Freeman and Wilson backstage at the Ryman Auditorium on Jan. 13.

When Aslan Freeman moved to Nashville from the Triangle area in the fall of 2016, the goal was to continue making a living playing music – he just never guessed it would be country music.

Today, he’s not only doing exactly that, he also earlier this week performed at one of country music’s most iconic venues – Nashville’s Ryman Auditorium.

“They call it the Mother Church for country music. It’s a pretty important place,” Freeman, a Sanford native, told The Rant.

Freeman played the Ryman on Jan. 13 with Lainey Wilson, an up and coming singer songwriter with whom he’s been collaborating as bandleader for the last few years. The show was part of a charity event hosted by Nashville DJ Bobby Bones, who’d met Wilson on a video shoot for another artist.

“Lainey didn’t mention that she was a singer or anything, they were just kind of hanging out,” Freeman explained. “When he eventually found out that she was, he was more impressed that she didn’t try to push herself on him. He was like ‘now I actually want to check out your music.'”

Freeman, who graduated from Lee County High School in 2007 and went on to earn a degree in music composition from the University of North Carolina at Greensboro, had been playing in, recording and running live sound for rock bands for much of the 2010s when he decided Nashville was the logical next step in his music career. Although he’d had some interaction with Wilson running sound at one of her performances in Raleigh, he had little experience in country music and expected to find work more in line with some of his prior efforts.

“When I moved to Nashville I was more thinking I’d end up getting a normal job again for a while,” he said. “I had friends here in some punk bands, and my thought process was more that I liked the city. Every time we played here it was a lot of fun.”

Instead, he met Wilson again at a singer songwriter “round” and was immediately impressed.

“She played her song ‘Dreamcatcher,’ and I thought it was great,” he said. “I never thought I’d be working in country music either, but I hadn’t gotten chills listening to music in a long time. I thought maybe I should try to work with her – I was new to town, and we had friends in common, and I needed work.”

It wasn’t long before Freeman was helping Wilson track demos and flesh out “full band” versions of the songs she liked best. Not long after that, he was helping assemble a full band and working with Wilson on a series of EPs and singles.

“At the time, I didn’t really know what a bandleader was. She just kept asking me to help, and I kept helping,” he said. “Just because of the way the whole situation was introduced, the people who came in started asking me the questions. They just naturally thought I was in charge.”

Although Freeman and Wilson maintain a fairly rigorous touring schedule, he continues to pursue other musical interests, including recording other bands, occasional songwriting collaborations, and performing with friends from other musical genres.
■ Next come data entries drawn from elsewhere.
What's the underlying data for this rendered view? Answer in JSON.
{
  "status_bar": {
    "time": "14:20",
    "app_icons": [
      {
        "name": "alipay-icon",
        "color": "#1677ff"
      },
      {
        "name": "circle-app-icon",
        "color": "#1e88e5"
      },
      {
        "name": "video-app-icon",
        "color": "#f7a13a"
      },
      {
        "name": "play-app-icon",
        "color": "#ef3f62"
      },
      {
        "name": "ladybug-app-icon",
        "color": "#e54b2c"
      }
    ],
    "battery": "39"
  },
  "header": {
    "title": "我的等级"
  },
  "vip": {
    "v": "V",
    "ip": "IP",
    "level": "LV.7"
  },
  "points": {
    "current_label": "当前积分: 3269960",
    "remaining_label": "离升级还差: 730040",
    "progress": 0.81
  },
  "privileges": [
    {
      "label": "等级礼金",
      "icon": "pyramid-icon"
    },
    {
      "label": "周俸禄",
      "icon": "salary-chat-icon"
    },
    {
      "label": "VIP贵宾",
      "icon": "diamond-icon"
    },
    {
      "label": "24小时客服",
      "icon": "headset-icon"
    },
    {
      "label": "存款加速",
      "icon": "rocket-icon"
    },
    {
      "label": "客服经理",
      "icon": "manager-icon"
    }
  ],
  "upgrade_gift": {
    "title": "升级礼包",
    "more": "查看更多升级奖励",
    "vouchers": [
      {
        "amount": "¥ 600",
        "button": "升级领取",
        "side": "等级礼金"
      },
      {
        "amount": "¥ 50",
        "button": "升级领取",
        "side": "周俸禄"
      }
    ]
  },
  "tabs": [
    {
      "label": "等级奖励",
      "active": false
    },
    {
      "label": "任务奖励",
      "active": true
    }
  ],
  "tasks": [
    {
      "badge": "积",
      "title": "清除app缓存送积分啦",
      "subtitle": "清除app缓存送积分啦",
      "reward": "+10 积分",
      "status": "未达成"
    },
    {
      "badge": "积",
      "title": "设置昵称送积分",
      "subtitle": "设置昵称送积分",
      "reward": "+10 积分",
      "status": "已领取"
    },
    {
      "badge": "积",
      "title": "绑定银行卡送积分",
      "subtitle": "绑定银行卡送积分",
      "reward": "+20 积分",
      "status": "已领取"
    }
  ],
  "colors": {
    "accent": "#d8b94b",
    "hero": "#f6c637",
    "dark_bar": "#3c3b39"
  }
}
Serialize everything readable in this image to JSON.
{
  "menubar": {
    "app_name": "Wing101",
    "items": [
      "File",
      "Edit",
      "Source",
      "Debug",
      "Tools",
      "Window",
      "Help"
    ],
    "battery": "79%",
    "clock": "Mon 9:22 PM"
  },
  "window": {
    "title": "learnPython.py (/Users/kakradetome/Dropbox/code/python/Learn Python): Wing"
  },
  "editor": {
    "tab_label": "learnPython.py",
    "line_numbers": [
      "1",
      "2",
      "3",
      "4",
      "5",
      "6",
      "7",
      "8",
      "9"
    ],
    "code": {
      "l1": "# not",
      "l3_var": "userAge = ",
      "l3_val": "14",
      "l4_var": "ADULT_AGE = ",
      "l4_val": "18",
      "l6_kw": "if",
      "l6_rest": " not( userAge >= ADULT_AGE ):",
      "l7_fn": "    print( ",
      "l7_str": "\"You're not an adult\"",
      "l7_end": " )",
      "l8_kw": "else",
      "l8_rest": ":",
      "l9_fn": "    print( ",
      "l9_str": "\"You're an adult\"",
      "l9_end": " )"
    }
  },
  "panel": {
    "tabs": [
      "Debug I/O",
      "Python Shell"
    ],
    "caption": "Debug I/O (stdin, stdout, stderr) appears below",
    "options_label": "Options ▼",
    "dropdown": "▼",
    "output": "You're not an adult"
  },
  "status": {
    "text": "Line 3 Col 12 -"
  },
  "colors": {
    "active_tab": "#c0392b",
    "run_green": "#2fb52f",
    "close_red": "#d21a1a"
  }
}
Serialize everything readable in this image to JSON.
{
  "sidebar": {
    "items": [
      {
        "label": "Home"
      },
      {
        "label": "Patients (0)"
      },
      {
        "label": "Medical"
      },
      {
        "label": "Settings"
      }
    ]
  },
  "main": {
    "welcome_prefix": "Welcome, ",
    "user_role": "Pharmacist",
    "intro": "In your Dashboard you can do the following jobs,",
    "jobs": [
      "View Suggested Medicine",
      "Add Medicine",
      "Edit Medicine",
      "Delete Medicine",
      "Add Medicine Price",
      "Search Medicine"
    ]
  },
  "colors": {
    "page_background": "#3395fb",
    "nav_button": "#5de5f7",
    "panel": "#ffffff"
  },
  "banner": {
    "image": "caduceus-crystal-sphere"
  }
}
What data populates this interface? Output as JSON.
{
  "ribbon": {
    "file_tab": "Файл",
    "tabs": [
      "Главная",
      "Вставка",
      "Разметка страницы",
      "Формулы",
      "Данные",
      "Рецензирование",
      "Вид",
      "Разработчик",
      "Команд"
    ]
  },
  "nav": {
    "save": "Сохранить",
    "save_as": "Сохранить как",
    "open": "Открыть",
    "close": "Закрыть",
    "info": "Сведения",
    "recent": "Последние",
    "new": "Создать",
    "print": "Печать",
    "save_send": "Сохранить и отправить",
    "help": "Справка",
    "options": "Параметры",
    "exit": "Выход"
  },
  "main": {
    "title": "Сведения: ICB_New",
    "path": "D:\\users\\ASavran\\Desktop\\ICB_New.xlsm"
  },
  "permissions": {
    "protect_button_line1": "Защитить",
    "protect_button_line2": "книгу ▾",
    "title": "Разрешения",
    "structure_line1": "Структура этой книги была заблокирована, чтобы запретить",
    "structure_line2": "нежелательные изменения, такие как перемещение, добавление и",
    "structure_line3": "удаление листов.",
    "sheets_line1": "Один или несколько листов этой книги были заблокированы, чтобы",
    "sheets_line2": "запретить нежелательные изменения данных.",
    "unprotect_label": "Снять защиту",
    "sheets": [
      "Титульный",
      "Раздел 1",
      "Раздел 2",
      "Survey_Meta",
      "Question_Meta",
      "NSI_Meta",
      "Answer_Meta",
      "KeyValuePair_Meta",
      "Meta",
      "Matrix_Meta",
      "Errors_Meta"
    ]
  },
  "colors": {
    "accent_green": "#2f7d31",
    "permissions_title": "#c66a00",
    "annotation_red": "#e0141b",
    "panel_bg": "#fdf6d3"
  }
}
Freeman said the Ryman performance was a quick one – just a couple of songs from each act, played with a house band – and that it went well. Although plenty of “industry folks” were on hand, the coolest thing was being on the legendary stage.

“It’s like any other type of music. Like you think of rock music and indie rock in North Carolina, and if you play at the Cat’s Cradle you know all of your favorite bands have been on that stage,” he said.

We don’t have video of the Ryman performance, but here’s one of Freeman and Wilson performing in London back in 2019: